* _WHAT THE TASK REQUIRES_: The listing is to be repeated exactly, and its pictures are to be left out.

* _ENTRIES SUPPLIED_:
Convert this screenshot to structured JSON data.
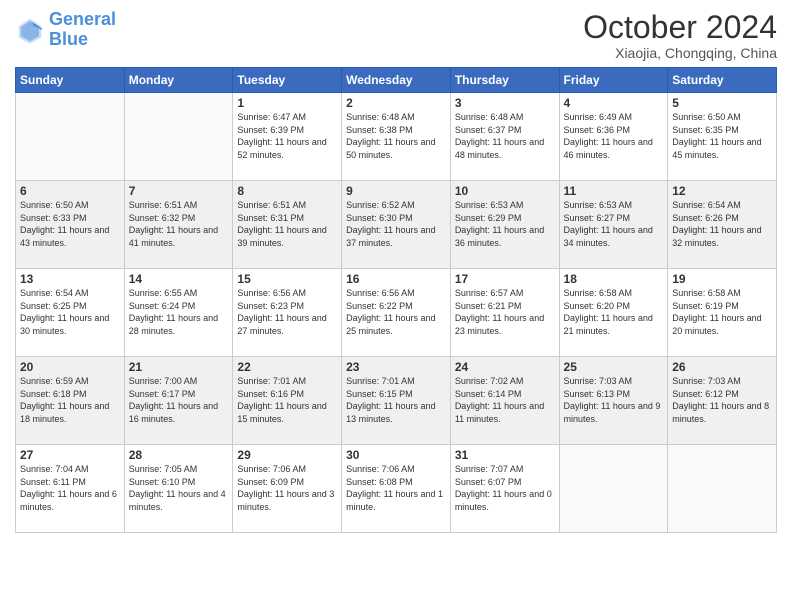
{
  "header": {
    "logo_line1": "General",
    "logo_line2": "Blue",
    "month": "October 2024",
    "location": "Xiaojia, Chongqing, China"
  },
  "weekdays": [
    "Sunday",
    "Monday",
    "Tuesday",
    "Wednesday",
    "Thursday",
    "Friday",
    "Saturday"
  ],
  "weeks": [
    [
      {
        "day": "",
        "info": ""
      },
      {
        "day": "",
        "info": ""
      },
      {
        "day": "1",
        "info": "Sunrise: 6:47 AM\nSunset: 6:39 PM\nDaylight: 11 hours and 52 minutes."
      },
      {
        "day": "2",
        "info": "Sunrise: 6:48 AM\nSunset: 6:38 PM\nDaylight: 11 hours and 50 minutes."
      },
      {
        "day": "3",
        "info": "Sunrise: 6:48 AM\nSunset: 6:37 PM\nDaylight: 11 hours and 48 minutes."
      },
      {
        "day": "4",
        "info": "Sunrise: 6:49 AM\nSunset: 6:36 PM\nDaylight: 11 hours and 46 minutes."
      },
      {
        "day": "5",
        "info": "Sunrise: 6:50 AM\nSunset: 6:35 PM\nDaylight: 11 hours and 45 minutes."
      }
    ],
    [
      {
        "day": "6",
        "info": "Sunrise: 6:50 AM\nSunset: 6:33 PM\nDaylight: 11 hours and 43 minutes."
      },
      {
        "day": "7",
        "info": "Sunrise: 6:51 AM\nSunset: 6:32 PM\nDaylight: 11 hours and 41 minutes."
      },
      {
        "day": "8",
        "info": "Sunrise: 6:51 AM\nSunset: 6:31 PM\nDaylight: 11 hours and 39 minutes."
      },
      {
        "day": "9",
        "info": "Sunrise: 6:52 AM\nSunset: 6:30 PM\nDaylight: 11 hours and 37 minutes."
      },
      {
        "day": "10",
        "info": "Sunrise: 6:53 AM\nSunset: 6:29 PM\nDaylight: 11 hours and 36 minutes."
      },
      {
        "day": "11",
        "info": "Sunrise: 6:53 AM\nSunset: 6:27 PM\nDaylight: 11 hours and 34 minutes."
      },
      {
        "day": "12",
        "info": "Sunrise: 6:54 AM\nSunset: 6:26 PM\nDaylight: 11 hours and 32 minutes."
      }
    ],
    [
      {
        "day": "13",
        "info": "Sunrise: 6:54 AM\nSunset: 6:25 PM\nDaylight: 11 hours and 30 minutes."
      },
      {
        "day": "14",
        "info": "Sunrise: 6:55 AM\nSunset: 6:24 PM\nDaylight: 11 hours and 28 minutes."
      },
      {
        "day": "15",
        "info": "Sunrise: 6:56 AM\nSunset: 6:23 PM\nDaylight: 11 hours and 27 minutes."
      },
      {
        "day": "16",
        "info": "Sunrise: 6:56 AM\nSunset: 6:22 PM\nDaylight: 11 hours and 25 minutes."
      },
      {
        "day": "17",
        "info": "Sunrise: 6:57 AM\nSunset: 6:21 PM\nDaylight: 11 hours and 23 minutes."
      },
      {
        "day": "18",
        "info": "Sunrise: 6:58 AM\nSunset: 6:20 PM\nDaylight: 11 hours and 21 minutes."
      },
      {
        "day": "19",
        "info": "Sunrise: 6:58 AM\nSunset: 6:19 PM\nDaylight: 11 hours and 20 minutes."
      }
    ],
    [
      {
        "day": "20",
        "info": "Sunrise: 6:59 AM\nSunset: 6:18 PM\nDaylight: 11 hours and 18 minutes."
      },
      {
        "day": "21",
        "info": "Sunrise: 7:00 AM\nSunset: 6:17 PM\nDaylight: 11 hours and 16 minutes."
      },
      {
        "day": "22",
        "info": "Sunrise: 7:01 AM\nSunset: 6:16 PM\nDaylight: 11 hours and 15 minutes."
      },
      {
        "day": "23",
        "info": "Sunrise: 7:01 AM\nSunset: 6:15 PM\nDaylight: 11 hours and 13 minutes."
      },
      {
        "day": "24",
        "info": "Sunrise: 7:02 AM\nSunset: 6:14 PM\nDaylight: 11 hours and 11 minutes."
      },
      {
        "day": "25",
        "info": "Sunrise: 7:03 AM\nSunset: 6:13 PM\nDaylight: 11 hours and 9 minutes."
      },
      {
        "day": "26",
        "info": "Sunrise: 7:03 AM\nSunset: 6:12 PM\nDaylight: 11 hours and 8 minutes."
      }
    ],
    [
      {
        "day": "27",
        "info": "Sunrise: 7:04 AM\nSunset: 6:11 PM\nDaylight: 11 hours and 6 minutes."
      },
      {
        "day": "28",
        "info": "Sunrise: 7:05 AM\nSunset: 6:10 PM\nDaylight: 11 hours and 4 minutes."
      },
      {
        "day": "29",
        "info": "Sunrise: 7:06 AM\nSunset: 6:09 PM\nDaylight: 11 hours and 3 minutes."
      },
      {
        "day": "30",
        "info": "Sunrise: 7:06 AM\nSunset: 6:08 PM\nDaylight: 11 hours and 1 minute."
      },
      {
        "day": "31",
        "info": "Sunrise: 7:07 AM\nSunset: 6:07 PM\nDaylight: 11 hours and 0 minutes."
      },
      {
        "day": "",
        "info": ""
      },
      {
        "day": "",
        "info": ""
      }
    ]
  ]
}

* _RESPONSE_:
Convert this screenshot to structured JSON data.
{
  "header": {
    "logo_line1": "General",
    "logo_line2": "Blue",
    "month": "October 2024",
    "location": "Xiaojia, Chongqing, China"
  },
  "weekdays": [
    "Sunday",
    "Monday",
    "Tuesday",
    "Wednesday",
    "Thursday",
    "Friday",
    "Saturday"
  ],
  "weeks": [
    [
      {
        "day": "",
        "info": ""
      },
      {
        "day": "",
        "info": ""
      },
      {
        "day": "1",
        "info": "Sunrise: 6:47 AM\nSunset: 6:39 PM\nDaylight: 11 hours and 52 minutes."
      },
      {
        "day": "2",
        "info": "Sunrise: 6:48 AM\nSunset: 6:38 PM\nDaylight: 11 hours and 50 minutes."
      },
      {
        "day": "3",
        "info": "Sunrise: 6:48 AM\nSunset: 6:37 PM\nDaylight: 11 hours and 48 minutes."
      },
      {
        "day": "4",
        "info": "Sunrise: 6:49 AM\nSunset: 6:36 PM\nDaylight: 11 hours and 46 minutes."
      },
      {
        "day": "5",
        "info": "Sunrise: 6:50 AM\nSunset: 6:35 PM\nDaylight: 11 hours and 45 minutes."
      }
    ],
    [
      {
        "day": "6",
        "info": "Sunrise: 6:50 AM\nSunset: 6:33 PM\nDaylight: 11 hours and 43 minutes."
      },
      {
        "day": "7",
        "info": "Sunrise: 6:51 AM\nSunset: 6:32 PM\nDaylight: 11 hours and 41 minutes."
      },
      {
        "day": "8",
        "info": "Sunrise: 6:51 AM\nSunset: 6:31 PM\nDaylight: 11 hours and 39 minutes."
      },
      {
        "day": "9",
        "info": "Sunrise: 6:52 AM\nSunset: 6:30 PM\nDaylight: 11 hours and 37 minutes."
      },
      {
        "day": "10",
        "info": "Sunrise: 6:53 AM\nSunset: 6:29 PM\nDaylight: 11 hours and 36 minutes."
      },
      {
        "day": "11",
        "info": "Sunrise: 6:53 AM\nSunset: 6:27 PM\nDaylight: 11 hours and 34 minutes."
      },
      {
        "day": "12",
        "info": "Sunrise: 6:54 AM\nSunset: 6:26 PM\nDaylight: 11 hours and 32 minutes."
      }
    ],
    [
      {
        "day": "13",
        "info": "Sunrise: 6:54 AM\nSunset: 6:25 PM\nDaylight: 11 hours and 30 minutes."
      },
      {
        "day": "14",
        "info": "Sunrise: 6:55 AM\nSunset: 6:24 PM\nDaylight: 11 hours and 28 minutes."
      },
      {
        "day": "15",
        "info": "Sunrise: 6:56 AM\nSunset: 6:23 PM\nDaylight: 11 hours and 27 minutes."
      },
      {
        "day": "16",
        "info": "Sunrise: 6:56 AM\nSunset: 6:22 PM\nDaylight: 11 hours and 25 minutes."
      },
      {
        "day": "17",
        "info": "Sunrise: 6:57 AM\nSunset: 6:21 PM\nDaylight: 11 hours and 23 minutes."
      },
      {
        "day": "18",
        "info": "Sunrise: 6:58 AM\nSunset: 6:20 PM\nDaylight: 11 hours and 21 minutes."
      },
      {
        "day": "19",
        "info": "Sunrise: 6:58 AM\nSunset: 6:19 PM\nDaylight: 11 hours and 20 minutes."
      }
    ],
    [
      {
        "day": "20",
        "info": "Sunrise: 6:59 AM\nSunset: 6:18 PM\nDaylight: 11 hours and 18 minutes."
      },
      {
        "day": "21",
        "info": "Sunrise: 7:00 AM\nSunset: 6:17 PM\nDaylight: 11 hours and 16 minutes."
      },
      {
        "day": "22",
        "info": "Sunrise: 7:01 AM\nSunset: 6:16 PM\nDaylight: 11 hours and 15 minutes."
      },
      {
        "day": "23",
        "info": "Sunrise: 7:01 AM\nSunset: 6:15 PM\nDaylight: 11 hours and 13 minutes."
      },
      {
        "day": "24",
        "info": "Sunrise: 7:02 AM\nSunset: 6:14 PM\nDaylight: 11 hours and 11 minutes."
      },
      {
        "day": "25",
        "info": "Sunrise: 7:03 AM\nSunset: 6:13 PM\nDaylight: 11 hours and 9 minutes."
      },
      {
        "day": "26",
        "info": "Sunrise: 7:03 AM\nSunset: 6:12 PM\nDaylight: 11 hours and 8 minutes."
      }
    ],
    [
      {
        "day": "27",
        "info": "Sunrise: 7:04 AM\nSunset: 6:11 PM\nDaylight: 11 hours and 6 minutes."
      },
      {
        "day": "28",
        "info": "Sunrise: 7:05 AM\nSunset: 6:10 PM\nDaylight: 11 hours and 4 minutes."
      },
      {
        "day": "29",
        "info": "Sunrise: 7:06 AM\nSunset: 6:09 PM\nDaylight: 11 hours and 3 minutes."
      },
      {
        "day": "30",
        "info": "Sunrise: 7:06 AM\nSunset: 6:08 PM\nDaylight: 11 hours and 1 minute."
      },
      {
        "day": "31",
        "info": "Sunrise: 7:07 AM\nSunset: 6:07 PM\nDaylight: 11 hours and 0 minutes."
      },
      {
        "day": "",
        "info": ""
      },
      {
        "day": "",
        "info": ""
      }
    ]
  ]
}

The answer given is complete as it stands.